In her final and probably most useful chapter, over 120 pages long, May Loo covers the usual paediatric conditions very capably, from both WM and TCM perspectives. While she omits some of the conditions mentioned by Julian Scott, such as teething, vomiting, myopia and 'glandular congestion', she includes accounts of others, like headache, diaper (nappy) rash, conjunctivitis and acne that many practitioners will find helpful. Her coverage of ADHD (attention deficit hyperactivity disorder) and migraine are excellent examples of how WM and TCM can be integrated. I also enjoy the way she can happily combine acupuncture methods from different traditions. Sometimes though, as in her account of immunology (too complex?) and obesity (simplistic?), her attempts at integrating WM and TCM are not so successful. It would also have been helpful if she could have included some illustrative case reports, maybe fleshed out the information derived from published clinical studies more fully (there are over 800 publications referenced in this chapter), and included a few more definitions of some of the unindexed medical terms and abbreviations she uses.

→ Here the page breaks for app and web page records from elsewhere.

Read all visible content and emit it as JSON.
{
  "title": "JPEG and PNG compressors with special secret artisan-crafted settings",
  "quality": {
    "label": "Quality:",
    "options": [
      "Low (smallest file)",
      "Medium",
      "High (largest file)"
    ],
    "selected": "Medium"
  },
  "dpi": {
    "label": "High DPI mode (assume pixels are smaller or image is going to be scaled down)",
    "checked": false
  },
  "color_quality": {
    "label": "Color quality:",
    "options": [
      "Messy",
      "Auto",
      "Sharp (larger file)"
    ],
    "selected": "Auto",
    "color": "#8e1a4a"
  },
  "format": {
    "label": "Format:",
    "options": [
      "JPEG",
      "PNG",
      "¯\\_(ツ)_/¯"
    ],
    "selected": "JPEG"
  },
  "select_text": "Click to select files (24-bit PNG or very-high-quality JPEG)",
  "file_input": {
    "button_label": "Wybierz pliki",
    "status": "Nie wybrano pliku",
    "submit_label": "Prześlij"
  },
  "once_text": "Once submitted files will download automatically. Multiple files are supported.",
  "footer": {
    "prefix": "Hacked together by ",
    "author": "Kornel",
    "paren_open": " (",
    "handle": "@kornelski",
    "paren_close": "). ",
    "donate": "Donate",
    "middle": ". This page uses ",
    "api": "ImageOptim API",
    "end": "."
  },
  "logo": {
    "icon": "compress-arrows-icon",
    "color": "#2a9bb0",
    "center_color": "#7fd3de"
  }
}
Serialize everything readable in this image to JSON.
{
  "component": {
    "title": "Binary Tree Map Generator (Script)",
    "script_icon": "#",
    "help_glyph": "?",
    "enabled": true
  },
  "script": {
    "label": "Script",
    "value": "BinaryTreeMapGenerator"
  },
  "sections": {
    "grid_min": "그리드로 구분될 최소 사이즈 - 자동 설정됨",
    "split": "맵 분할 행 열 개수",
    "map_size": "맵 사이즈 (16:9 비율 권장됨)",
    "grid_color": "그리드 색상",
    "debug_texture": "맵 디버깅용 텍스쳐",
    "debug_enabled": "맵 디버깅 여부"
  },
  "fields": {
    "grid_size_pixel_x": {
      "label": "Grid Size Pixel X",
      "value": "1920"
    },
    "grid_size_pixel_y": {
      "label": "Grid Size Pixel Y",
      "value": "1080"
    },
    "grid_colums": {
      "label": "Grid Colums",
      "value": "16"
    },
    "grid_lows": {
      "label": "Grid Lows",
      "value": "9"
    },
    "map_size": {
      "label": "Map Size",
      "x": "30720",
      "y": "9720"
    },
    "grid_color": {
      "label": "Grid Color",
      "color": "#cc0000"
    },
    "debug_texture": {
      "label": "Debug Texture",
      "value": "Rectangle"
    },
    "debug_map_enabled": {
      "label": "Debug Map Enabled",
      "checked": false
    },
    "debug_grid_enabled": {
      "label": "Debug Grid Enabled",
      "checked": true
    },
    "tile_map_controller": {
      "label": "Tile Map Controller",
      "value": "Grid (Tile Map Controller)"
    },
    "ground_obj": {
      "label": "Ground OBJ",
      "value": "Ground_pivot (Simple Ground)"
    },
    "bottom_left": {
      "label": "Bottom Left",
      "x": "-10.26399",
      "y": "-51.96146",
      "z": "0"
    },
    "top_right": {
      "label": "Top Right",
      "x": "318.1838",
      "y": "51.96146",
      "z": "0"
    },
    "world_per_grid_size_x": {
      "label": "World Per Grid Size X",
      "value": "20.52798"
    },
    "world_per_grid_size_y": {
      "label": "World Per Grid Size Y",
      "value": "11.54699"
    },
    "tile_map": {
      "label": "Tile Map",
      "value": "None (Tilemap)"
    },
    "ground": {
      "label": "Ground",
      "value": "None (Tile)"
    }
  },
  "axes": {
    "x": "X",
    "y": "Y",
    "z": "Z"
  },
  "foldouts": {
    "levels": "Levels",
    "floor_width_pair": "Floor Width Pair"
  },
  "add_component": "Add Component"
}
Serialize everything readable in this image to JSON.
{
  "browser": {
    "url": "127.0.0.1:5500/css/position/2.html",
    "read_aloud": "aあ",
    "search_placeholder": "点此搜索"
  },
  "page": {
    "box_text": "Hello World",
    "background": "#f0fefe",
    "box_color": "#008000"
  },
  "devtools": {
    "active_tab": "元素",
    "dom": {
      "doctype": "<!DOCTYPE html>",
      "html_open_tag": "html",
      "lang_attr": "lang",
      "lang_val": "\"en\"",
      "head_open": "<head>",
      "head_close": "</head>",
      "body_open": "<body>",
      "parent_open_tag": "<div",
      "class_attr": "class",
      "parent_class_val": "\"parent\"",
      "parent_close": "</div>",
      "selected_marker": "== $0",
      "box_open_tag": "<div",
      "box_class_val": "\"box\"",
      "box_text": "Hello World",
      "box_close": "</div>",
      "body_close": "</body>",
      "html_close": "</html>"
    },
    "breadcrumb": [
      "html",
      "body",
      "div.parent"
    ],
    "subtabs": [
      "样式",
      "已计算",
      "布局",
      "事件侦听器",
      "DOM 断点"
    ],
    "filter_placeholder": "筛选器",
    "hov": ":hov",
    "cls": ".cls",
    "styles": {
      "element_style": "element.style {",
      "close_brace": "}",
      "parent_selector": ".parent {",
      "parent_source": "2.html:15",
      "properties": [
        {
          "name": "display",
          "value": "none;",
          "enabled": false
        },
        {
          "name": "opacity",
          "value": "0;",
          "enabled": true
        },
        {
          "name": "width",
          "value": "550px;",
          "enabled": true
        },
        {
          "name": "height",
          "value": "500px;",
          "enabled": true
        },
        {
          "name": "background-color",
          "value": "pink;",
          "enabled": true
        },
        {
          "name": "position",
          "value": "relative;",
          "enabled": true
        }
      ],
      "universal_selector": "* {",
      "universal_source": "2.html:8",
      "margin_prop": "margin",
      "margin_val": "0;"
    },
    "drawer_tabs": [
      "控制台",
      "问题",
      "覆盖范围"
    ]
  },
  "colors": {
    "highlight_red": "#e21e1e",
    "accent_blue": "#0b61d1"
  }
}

The book ends with clear illustrations of the acupoints (although a number of these are miscaptioned), together with a good index. Incidentally, there are a few other errors in the book which could be corrected in a future edition, such as repeated use of luo gong/He 8 instead of lao gong/P 8, and some incorrectly numbered references in the section on treating obesity.
In conclusion, I would definitely recommend Pediatric Acupuncture. I do not think it will completely replace Julian Scott's more strictly TCM-based book, but it does provide a more rounded and contemporary approach to treating children's conditions. However, I feel that Dr Loo's five-element model of development has considerable weaknesses. It may reveal new therapeutic vistas, but should not be taken too literally.
Acknowledgements: I would like to thank Helen Thomas for the loan of Acupuncture in the Treatment of Children, by Julian Scott (Eastland Press/Chinese Medical Publications 1991) and Essentials of Chinese Pediatrics, by Cao Jiming, Su Xinming and Cao Junqi (Foreign Languages Press, Beijing, 1990). I would also like to thank my wife, Susan Harrison Mayor, for drawing my attention to the book The Interpersonal World of the Infant, by Daniel N Stern (Basic Books, 1985).
David F Mayor David F Mayor originally trained in biodynamic psychology before studying five-element acupuncture at the College of Traditional Acupuncture, and is married to a Jungian analyst. He is currently preparing a textbook on Electroacupuncture (EA) for the publishers Churchill Livingstone.